Separation Post COVID 19 – Relocation of children and the importance of planning now
Separation is tough! Especially when there are children involved but add a pandemic into the mix and it is next level.
In these uncertain times it may feel as though you have little control over your separation particularly if you are wanting to move with the children. With the COVID-19 restrictions easing, you might be considering that now is the time to move.
If you are contemplating moving with the children (often referred to as relocation), here are some of our top tips for you to consider:
Develop a plan or proposal
- Job prospects.
- Support system.
- What school/s you propose the children attend?
- Where will you reside with the children?
- Possibility of the other parent also relocating.
- Proposal for time to be spent with the other parent
Make sure your proposal for time is specific
- How long the children will spend with the other parent. For example, do you propose longer blocks of holiday time? Is the other parent welcome to see the children in your proposed location?
- Facilitation of regular communication via Skype, Facetime, WhatsApp or other electronic means and how often?
Have your agreement made binding
If you reach an agreement with the other parent about parenting arrangements for your children and would like to make the agreement enforceable before you leave, then you will need to document your agreement as Consent Orders sealed by the Court.
Be cautious to the fact that a written agreement or parenting plan is not legally binding.
Why is it important to have an agreement made binding? Consider the following scenario. You and your former spouse agree to you and the children relocating to another state which you do. One month after moving, conflict erupts between you both and your former spouse demands that the children be returned ‘home’. In this scenario your former spouse could make an application to the Court to have the children returned on an interim basis which would mean that you would have to make the decision of staying where you are without the children or moving back with the children. If you had consent orders, the onus would be on your former spouse to convince the Court to discharge the current Orders and have new Orders replace them.
If you cannot reach an agreement, utilise the assistance of the Court
If you cannot agree on new arrangements the only alternative is to approach the Court for permission to go. This can be a lengthy process. There is no guarantee that your matter will move through the Court system more quickly, based on your proposal to relocate.
If you are the parent staying behind and anticipate that your former partner is going to relocate without your agreement, you need to commence proceedings quickly, to restrain your former partner from relocating with the children.

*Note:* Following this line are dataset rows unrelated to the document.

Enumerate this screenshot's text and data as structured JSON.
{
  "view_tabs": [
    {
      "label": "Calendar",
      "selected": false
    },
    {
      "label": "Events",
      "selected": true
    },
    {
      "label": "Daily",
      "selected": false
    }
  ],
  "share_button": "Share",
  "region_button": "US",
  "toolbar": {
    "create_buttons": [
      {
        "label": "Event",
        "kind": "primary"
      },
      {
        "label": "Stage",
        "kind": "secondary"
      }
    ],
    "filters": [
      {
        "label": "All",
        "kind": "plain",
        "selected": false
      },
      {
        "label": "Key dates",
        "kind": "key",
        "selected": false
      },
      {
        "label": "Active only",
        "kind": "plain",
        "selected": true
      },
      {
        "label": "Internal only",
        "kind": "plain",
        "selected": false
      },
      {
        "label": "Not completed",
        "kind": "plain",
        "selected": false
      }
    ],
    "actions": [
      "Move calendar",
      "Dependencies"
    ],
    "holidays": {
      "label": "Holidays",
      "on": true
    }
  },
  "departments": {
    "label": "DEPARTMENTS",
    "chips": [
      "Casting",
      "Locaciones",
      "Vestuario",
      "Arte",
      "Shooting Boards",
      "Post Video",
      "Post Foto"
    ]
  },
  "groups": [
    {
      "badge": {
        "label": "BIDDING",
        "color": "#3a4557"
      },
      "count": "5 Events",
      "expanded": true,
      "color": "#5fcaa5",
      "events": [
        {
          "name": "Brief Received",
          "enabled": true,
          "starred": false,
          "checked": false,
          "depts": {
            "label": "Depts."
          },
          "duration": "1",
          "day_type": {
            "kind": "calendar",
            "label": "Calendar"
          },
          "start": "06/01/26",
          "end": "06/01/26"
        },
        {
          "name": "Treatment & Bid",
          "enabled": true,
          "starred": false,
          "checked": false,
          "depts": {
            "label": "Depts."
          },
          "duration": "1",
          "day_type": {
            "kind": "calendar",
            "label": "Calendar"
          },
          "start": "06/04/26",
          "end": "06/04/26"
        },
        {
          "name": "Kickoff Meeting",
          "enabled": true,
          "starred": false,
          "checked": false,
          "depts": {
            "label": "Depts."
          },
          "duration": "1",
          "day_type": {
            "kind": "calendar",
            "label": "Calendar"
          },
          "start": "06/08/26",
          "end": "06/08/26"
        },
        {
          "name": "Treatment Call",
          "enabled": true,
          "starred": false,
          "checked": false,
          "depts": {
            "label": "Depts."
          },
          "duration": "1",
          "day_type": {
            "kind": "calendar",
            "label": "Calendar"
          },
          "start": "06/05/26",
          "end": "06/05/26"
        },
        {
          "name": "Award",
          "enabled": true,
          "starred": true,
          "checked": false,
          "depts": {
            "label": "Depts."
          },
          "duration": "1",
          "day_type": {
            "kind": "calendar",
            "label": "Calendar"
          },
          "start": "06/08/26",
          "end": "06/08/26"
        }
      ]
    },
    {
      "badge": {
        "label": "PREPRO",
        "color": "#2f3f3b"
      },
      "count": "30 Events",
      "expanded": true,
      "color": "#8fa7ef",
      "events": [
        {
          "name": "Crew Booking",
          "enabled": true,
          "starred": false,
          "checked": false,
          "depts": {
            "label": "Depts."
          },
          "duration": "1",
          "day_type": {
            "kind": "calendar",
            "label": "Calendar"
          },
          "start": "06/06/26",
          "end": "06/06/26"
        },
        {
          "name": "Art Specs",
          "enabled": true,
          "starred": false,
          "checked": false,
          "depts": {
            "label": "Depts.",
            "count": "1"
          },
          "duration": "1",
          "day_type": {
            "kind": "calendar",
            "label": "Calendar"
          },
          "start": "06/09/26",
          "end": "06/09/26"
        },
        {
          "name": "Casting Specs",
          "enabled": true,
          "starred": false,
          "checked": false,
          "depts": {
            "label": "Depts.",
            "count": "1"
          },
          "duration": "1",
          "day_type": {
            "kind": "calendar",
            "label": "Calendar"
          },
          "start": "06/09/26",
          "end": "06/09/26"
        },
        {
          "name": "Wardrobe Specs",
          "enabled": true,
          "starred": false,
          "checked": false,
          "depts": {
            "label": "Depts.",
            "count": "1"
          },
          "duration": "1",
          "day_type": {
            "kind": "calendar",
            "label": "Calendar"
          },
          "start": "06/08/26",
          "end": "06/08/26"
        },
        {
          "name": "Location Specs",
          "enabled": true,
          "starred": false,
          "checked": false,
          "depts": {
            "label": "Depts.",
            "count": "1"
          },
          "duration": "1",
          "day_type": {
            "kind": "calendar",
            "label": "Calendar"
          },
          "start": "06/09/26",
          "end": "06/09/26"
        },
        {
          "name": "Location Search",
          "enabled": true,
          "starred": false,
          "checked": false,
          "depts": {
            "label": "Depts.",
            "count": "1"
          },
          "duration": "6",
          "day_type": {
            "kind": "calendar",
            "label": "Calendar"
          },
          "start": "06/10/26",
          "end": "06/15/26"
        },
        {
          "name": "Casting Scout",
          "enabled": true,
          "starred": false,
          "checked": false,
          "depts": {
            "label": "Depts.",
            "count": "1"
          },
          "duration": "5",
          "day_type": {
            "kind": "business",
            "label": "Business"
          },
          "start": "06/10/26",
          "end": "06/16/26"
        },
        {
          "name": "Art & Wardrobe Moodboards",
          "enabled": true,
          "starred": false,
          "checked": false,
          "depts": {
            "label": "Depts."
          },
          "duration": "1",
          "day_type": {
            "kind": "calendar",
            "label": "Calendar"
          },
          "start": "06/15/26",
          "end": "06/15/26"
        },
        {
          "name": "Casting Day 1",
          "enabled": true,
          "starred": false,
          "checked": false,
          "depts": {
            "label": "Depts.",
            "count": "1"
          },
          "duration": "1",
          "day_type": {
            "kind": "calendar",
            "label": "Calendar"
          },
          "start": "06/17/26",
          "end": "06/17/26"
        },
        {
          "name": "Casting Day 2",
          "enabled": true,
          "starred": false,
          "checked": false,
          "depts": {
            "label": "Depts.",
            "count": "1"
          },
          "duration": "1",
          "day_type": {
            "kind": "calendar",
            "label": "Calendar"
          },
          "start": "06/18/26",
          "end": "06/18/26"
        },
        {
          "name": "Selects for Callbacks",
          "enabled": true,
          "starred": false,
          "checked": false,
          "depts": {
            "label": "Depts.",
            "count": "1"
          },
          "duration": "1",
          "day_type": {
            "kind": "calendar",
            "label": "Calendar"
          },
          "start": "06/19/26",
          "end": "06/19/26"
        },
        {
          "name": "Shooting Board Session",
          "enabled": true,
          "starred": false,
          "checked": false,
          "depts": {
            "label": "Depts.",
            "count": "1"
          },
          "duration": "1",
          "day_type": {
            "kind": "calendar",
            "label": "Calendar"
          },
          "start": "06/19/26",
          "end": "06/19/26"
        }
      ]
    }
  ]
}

If you are considering relocating or you are concerned that your spouse will relocate with the children, please get in touch with us. We are here to help and just a phone call away.